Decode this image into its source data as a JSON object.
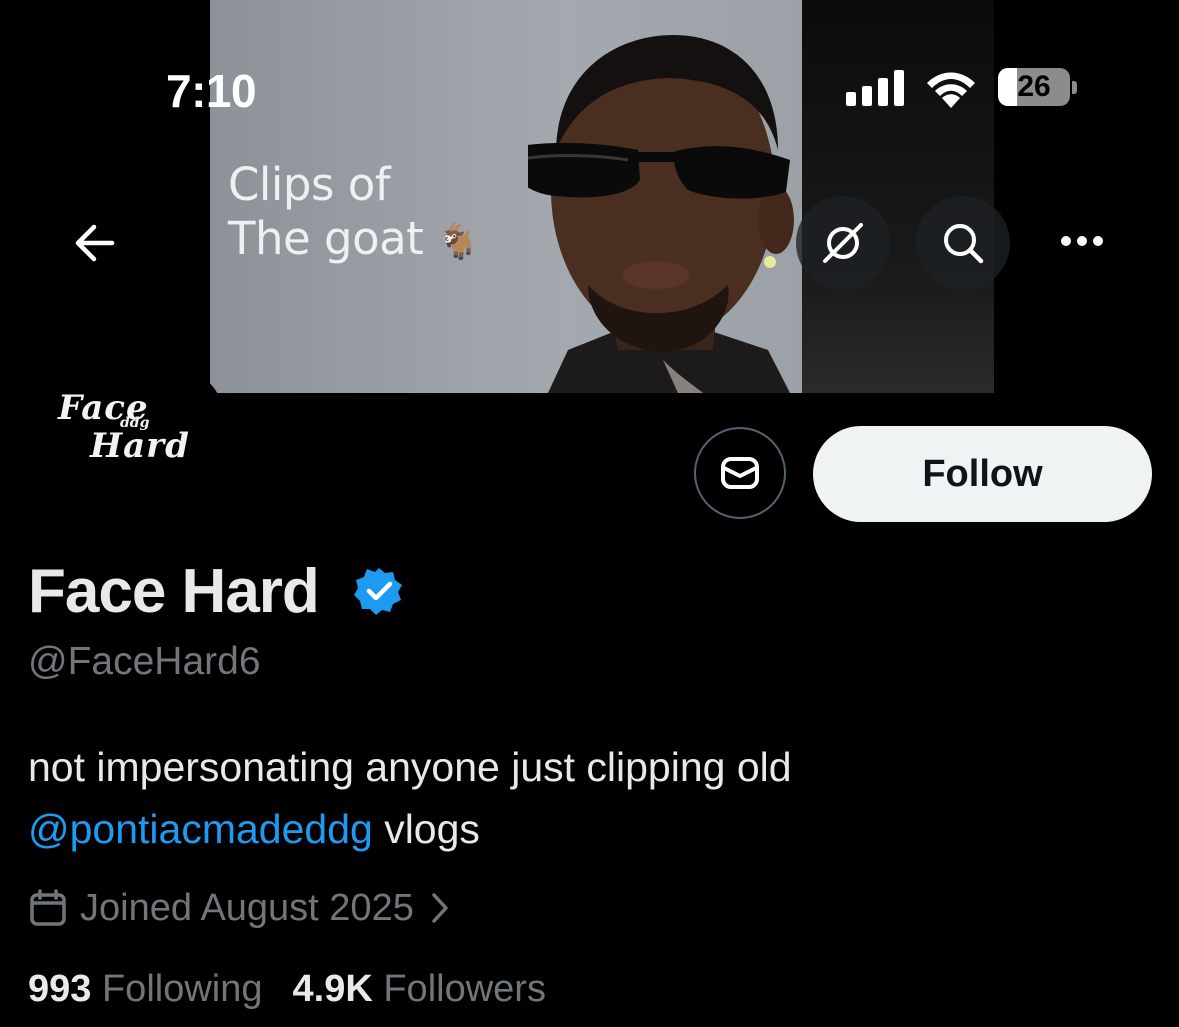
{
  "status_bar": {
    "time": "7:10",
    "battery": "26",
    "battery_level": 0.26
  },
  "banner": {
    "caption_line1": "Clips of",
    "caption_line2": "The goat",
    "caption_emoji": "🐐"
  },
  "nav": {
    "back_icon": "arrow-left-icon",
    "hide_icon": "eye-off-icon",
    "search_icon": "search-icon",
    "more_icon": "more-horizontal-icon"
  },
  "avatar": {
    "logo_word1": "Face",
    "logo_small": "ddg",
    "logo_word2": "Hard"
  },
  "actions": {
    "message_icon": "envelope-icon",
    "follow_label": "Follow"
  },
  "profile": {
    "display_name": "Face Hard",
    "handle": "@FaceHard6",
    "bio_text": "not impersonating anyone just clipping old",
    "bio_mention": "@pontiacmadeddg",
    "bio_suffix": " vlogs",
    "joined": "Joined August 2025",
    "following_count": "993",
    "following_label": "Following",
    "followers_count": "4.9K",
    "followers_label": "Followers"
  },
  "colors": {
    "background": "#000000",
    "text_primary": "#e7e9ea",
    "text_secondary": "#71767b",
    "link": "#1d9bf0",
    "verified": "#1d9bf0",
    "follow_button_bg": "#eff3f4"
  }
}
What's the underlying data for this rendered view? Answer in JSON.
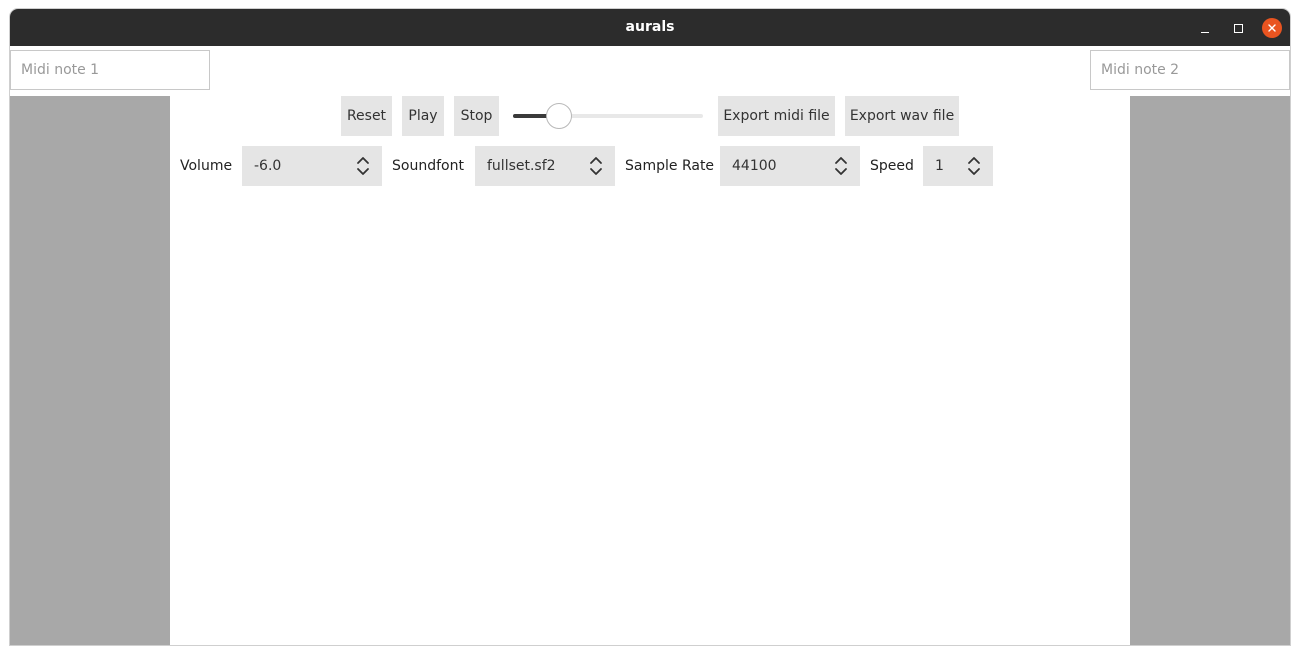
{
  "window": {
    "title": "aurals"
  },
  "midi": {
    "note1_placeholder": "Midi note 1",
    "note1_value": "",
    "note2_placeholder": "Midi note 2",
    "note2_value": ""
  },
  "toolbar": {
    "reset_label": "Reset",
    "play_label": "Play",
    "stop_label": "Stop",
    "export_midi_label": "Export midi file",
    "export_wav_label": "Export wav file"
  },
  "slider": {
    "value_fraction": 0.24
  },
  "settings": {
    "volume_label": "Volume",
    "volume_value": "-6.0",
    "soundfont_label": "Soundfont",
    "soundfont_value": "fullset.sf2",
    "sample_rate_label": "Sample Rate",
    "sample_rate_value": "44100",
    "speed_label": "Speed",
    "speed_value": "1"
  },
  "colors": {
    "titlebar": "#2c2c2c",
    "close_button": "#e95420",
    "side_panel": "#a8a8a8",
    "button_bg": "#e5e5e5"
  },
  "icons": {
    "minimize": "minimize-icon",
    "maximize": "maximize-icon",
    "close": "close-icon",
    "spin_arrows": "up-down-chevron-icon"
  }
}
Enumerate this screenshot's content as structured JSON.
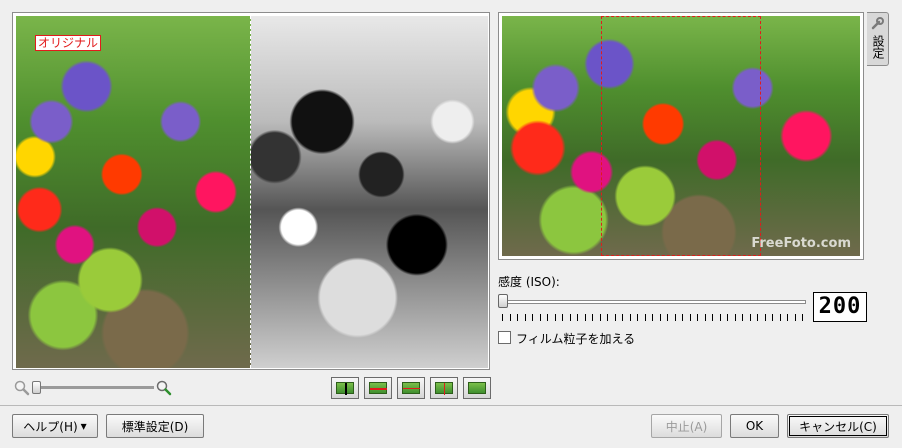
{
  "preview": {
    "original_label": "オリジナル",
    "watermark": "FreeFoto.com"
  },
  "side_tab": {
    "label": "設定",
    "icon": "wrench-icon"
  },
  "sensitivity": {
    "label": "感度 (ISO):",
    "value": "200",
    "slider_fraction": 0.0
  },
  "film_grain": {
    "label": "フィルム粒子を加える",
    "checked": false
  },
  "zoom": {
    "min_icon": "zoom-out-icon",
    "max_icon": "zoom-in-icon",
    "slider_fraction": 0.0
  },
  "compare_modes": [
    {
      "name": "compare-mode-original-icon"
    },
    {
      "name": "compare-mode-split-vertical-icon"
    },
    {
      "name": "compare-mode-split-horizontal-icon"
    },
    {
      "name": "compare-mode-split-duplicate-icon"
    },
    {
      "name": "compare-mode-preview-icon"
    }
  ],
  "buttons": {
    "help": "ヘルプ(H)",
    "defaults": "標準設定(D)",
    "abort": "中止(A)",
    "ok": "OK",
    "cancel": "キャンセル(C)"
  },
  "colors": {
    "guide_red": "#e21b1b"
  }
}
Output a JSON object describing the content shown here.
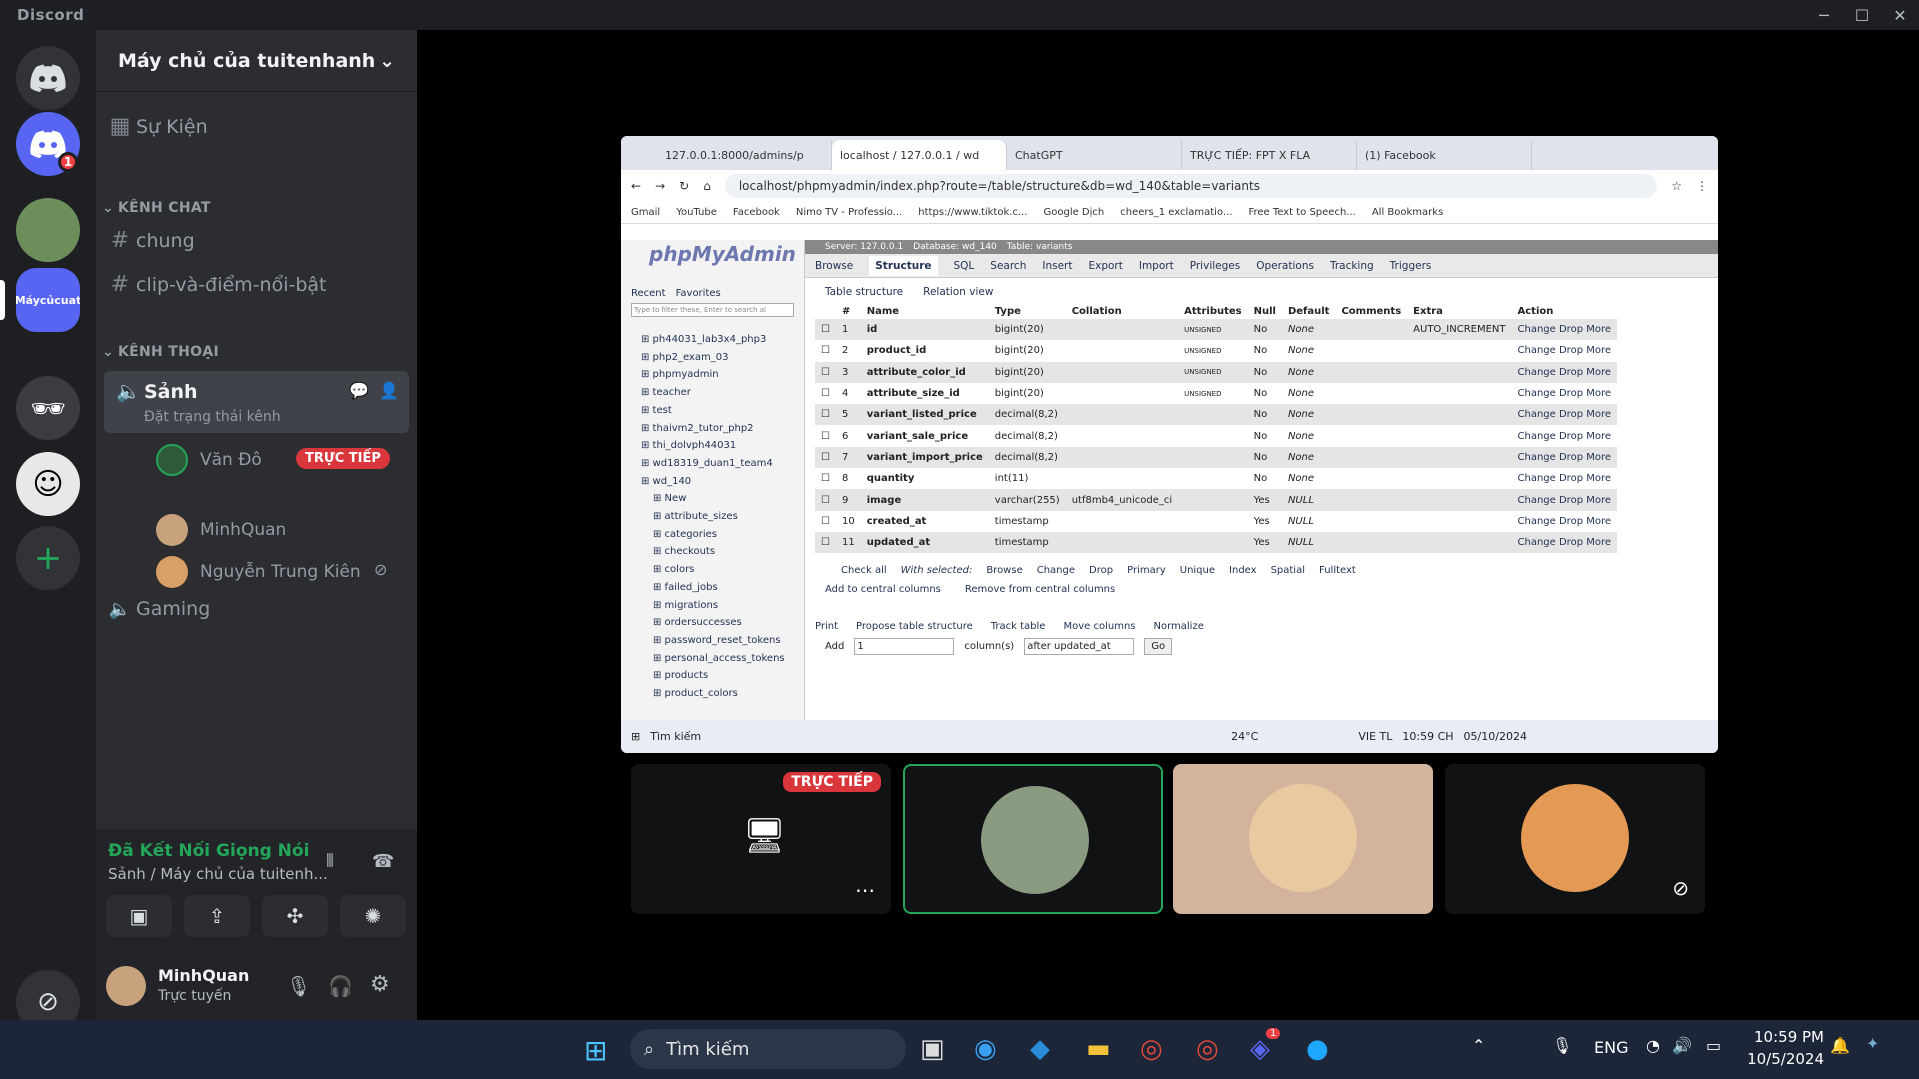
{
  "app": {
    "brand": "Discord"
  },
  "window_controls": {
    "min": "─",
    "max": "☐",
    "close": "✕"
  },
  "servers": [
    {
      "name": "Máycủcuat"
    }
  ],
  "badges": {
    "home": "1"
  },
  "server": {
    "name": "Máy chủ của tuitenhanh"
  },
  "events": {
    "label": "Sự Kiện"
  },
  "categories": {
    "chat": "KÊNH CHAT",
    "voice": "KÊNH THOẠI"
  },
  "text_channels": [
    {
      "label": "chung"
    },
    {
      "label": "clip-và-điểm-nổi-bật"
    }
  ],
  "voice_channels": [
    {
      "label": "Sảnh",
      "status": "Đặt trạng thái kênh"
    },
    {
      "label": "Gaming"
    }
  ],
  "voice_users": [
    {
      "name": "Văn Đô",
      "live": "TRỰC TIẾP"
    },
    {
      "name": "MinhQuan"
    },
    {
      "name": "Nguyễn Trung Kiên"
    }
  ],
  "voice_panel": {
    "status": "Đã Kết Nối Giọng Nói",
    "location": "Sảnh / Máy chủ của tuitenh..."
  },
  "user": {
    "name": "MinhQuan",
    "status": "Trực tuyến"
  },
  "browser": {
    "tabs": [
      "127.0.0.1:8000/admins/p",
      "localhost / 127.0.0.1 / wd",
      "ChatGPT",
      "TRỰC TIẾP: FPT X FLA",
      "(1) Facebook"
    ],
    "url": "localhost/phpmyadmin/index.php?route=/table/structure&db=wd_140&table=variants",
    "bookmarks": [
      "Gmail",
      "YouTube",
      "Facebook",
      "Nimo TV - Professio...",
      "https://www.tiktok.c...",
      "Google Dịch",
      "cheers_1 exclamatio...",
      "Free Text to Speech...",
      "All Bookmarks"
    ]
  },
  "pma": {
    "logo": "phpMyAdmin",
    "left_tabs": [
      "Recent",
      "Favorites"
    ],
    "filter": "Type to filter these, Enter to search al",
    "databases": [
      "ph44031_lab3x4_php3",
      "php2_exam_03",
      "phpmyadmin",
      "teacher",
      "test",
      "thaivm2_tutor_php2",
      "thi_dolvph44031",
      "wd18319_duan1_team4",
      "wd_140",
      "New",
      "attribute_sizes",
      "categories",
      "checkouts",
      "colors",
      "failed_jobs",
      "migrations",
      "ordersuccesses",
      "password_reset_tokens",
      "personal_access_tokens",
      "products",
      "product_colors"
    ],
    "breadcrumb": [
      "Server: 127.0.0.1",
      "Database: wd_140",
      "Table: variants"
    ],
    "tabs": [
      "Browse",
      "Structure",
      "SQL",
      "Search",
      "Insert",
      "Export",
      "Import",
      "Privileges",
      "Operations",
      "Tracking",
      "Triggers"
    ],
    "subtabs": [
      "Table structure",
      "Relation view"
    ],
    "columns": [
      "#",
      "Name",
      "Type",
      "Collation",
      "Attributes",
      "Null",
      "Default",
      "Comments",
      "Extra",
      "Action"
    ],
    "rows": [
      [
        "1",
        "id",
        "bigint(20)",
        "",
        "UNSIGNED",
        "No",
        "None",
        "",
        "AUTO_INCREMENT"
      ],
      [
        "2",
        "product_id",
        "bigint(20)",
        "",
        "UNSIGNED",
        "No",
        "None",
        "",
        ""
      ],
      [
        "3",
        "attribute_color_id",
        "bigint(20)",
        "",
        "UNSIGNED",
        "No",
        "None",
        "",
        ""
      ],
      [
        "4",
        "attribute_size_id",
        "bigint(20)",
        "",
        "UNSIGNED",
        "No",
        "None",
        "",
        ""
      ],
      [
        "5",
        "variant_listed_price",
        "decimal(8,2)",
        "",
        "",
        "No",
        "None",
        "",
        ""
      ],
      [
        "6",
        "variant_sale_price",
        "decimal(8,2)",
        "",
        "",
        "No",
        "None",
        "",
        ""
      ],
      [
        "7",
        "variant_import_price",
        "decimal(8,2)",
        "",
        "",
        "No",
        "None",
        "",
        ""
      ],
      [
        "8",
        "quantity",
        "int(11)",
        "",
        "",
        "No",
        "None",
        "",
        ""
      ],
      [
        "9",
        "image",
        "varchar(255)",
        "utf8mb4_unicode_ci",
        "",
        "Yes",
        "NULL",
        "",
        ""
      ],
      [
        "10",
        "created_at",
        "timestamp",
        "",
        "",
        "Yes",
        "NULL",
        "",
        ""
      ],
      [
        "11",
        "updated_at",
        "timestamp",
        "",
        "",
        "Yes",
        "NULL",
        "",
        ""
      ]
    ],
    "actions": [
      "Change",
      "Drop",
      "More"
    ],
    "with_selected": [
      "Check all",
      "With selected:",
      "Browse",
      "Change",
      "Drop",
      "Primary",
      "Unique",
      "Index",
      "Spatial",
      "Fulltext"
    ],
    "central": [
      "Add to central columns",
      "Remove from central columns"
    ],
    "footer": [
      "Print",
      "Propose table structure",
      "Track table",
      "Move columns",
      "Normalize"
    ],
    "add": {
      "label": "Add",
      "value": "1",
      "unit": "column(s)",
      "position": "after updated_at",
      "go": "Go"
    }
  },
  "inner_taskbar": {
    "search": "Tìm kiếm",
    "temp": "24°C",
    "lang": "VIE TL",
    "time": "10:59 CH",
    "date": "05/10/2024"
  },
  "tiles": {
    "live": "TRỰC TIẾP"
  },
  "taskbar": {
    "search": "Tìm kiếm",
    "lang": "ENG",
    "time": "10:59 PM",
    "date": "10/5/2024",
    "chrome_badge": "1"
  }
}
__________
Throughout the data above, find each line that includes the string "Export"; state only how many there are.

3